There has been considerable media coverage in the UK this week following the government’s announcement that it is to reduce the scope of its controversial Retained EU Law (Revocation and Reform) Bill (Retained EU Law (Revocation and Reform) Bill publications – Parliamentary Bills – UK Parliament).
Had this bill entered into law in its original form it would have resulted in all direct EU legislation such as EU Regulations and Decisions which is currently retained under UK law pursuant to post Brexit transitional arrangements (currently estimated to be around 4,800 laws) automatically cease to have effect on 31 December 2023 unless specifically retained or amended by a minister or devolved authority before then.
The government has though announced a major change to this plan – instead of this “sunset” arrangement applying to all such EU legislation it will now apply only to circa 600 specific pieces of legislation listed out in a new schedule to the bill (HL Bill 117(n) (parliament.uk)).
Based on our initial analysis this list feels heavily focussed on food, farming, agriculture and environment which is unsurprising given government statistics show that the Department for Environment, Food and Rural Affairs has the highest volume of retained EU law assigned to it for review (1,671 pieces of law in comparison to the seven assigned to Cabinet Office).
In the IP and technology space the retained EU law included on this list looks to be relatively limited in comparison to the list of currently identified retained EU IP law published by the UK Intellectual Property Office (https://www.gov.uk/government/publications/intellectual-property-and-retained-european-union-law-the-facts/retained-eu-law-for-intellectual-property) and primarily focussed on removing from the statute books administrative arrangements relating to the UK’s participation in the EU wide community design scheme prior to Brexit. (On 1 January 2021 registered Community designs and unregistered Community designs ceased to be valid in the UK and were immediately and automatically replaced by new equivalent UK rights).
It is important to be aware that the inclusion of EU legislation on this new list does not mean that legislation will definitely cease to apply in the UK from 31 December 2023. Inclusion on this list means that would happen only if the legislation in question has not been specifically retained or amended by a minister or devolved authority before then.
It is also important to be aware that it is not guaranteed that this bill will enter into law in this revised form (or at all) – there has been considerable disquiet from some in government about this change and the bill was already expected to face opposition in the House of Lords as a result of the powers it would grant ministers to repeal or amend existing laws using secondary legislation powers which are subject to less parliamentary scrutiny than primary legislation.

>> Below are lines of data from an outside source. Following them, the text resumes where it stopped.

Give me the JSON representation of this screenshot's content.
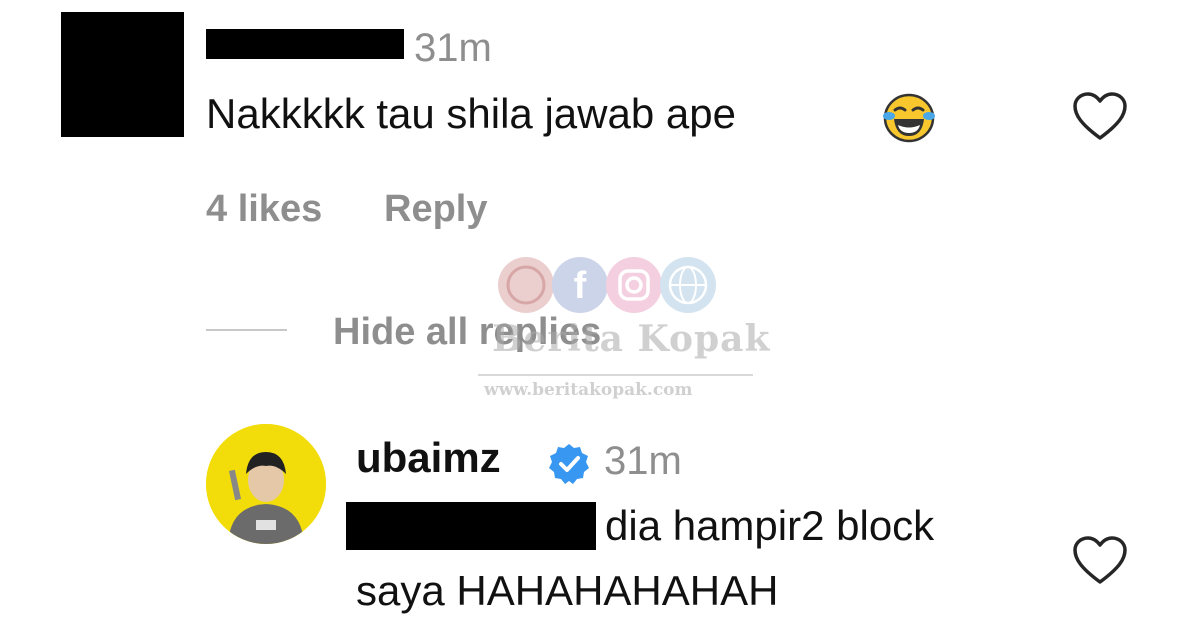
{
  "comment": {
    "timestamp": "31m",
    "text": "Nakkkkk tau shila jawab ape",
    "emoji_icon": "face-with-tears-of-joy-icon",
    "likes": "4 likes",
    "reply_label": "Reply"
  },
  "replies_toggle": {
    "label": "Hide all replies"
  },
  "watermark": {
    "title": "Berita Kopak",
    "url": "www.beritakopak.com"
  },
  "reply": {
    "username": "ubaimz",
    "verified": true,
    "timestamp": "31m",
    "text_line1": "dia hampir2 block",
    "text_line2": "saya HAHAHAHAHAH"
  },
  "colors": {
    "text": "#111111",
    "muted": "#8e8e8e",
    "verified": "#3897f0",
    "avatar_bg": "#f2dd0a"
  }
}
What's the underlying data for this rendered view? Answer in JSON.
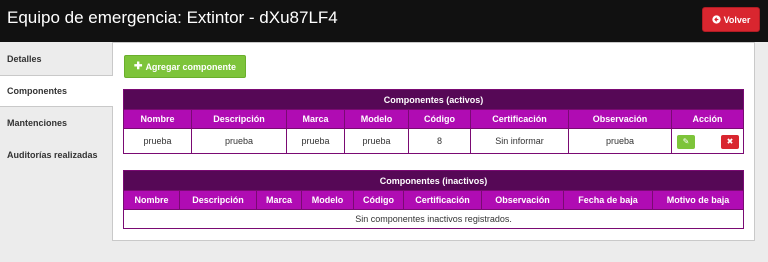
{
  "header": {
    "title": "Equipo de emergencia: Extintor - dXu87LF4",
    "back_label": "Volver"
  },
  "sidebar": {
    "items": [
      {
        "label": "Detalles"
      },
      {
        "label": "Componentes"
      },
      {
        "label": "Mantenciones"
      },
      {
        "label": "Auditorías realizadas"
      }
    ]
  },
  "main": {
    "add_button_label": "Agregar componente",
    "active": {
      "caption": "Componentes (activos)",
      "columns": [
        "Nombre",
        "Descripción",
        "Marca",
        "Modelo",
        "Código",
        "Certificación",
        "Observación",
        "Acción"
      ],
      "rows": [
        {
          "nombre": "prueba",
          "descripcion": "prueba",
          "marca": "prueba",
          "modelo": "prueba",
          "codigo": "8",
          "certificacion": "Sin informar",
          "observacion": "prueba"
        }
      ]
    },
    "inactive": {
      "caption": "Componentes (inactivos)",
      "columns": [
        "Nombre",
        "Descripción",
        "Marca",
        "Modelo",
        "Código",
        "Certificación",
        "Observación",
        "Fecha de baja",
        "Motivo de baja"
      ],
      "empty_message": "Sin componentes inactivos registrados."
    }
  },
  "colors": {
    "caption_bg": "#560856",
    "header_bg": "#b00cb3",
    "add_button": "#7dc43a",
    "back_button": "#d9262f",
    "topbar": "#111111"
  },
  "icons": {
    "back": "arrow-circle-left-icon",
    "add": "plus-icon",
    "edit": "pencil-icon",
    "delete": "x-icon"
  }
}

We shall continue to watch with interest the progress of this bill over the coming weeks and months and update accordingly.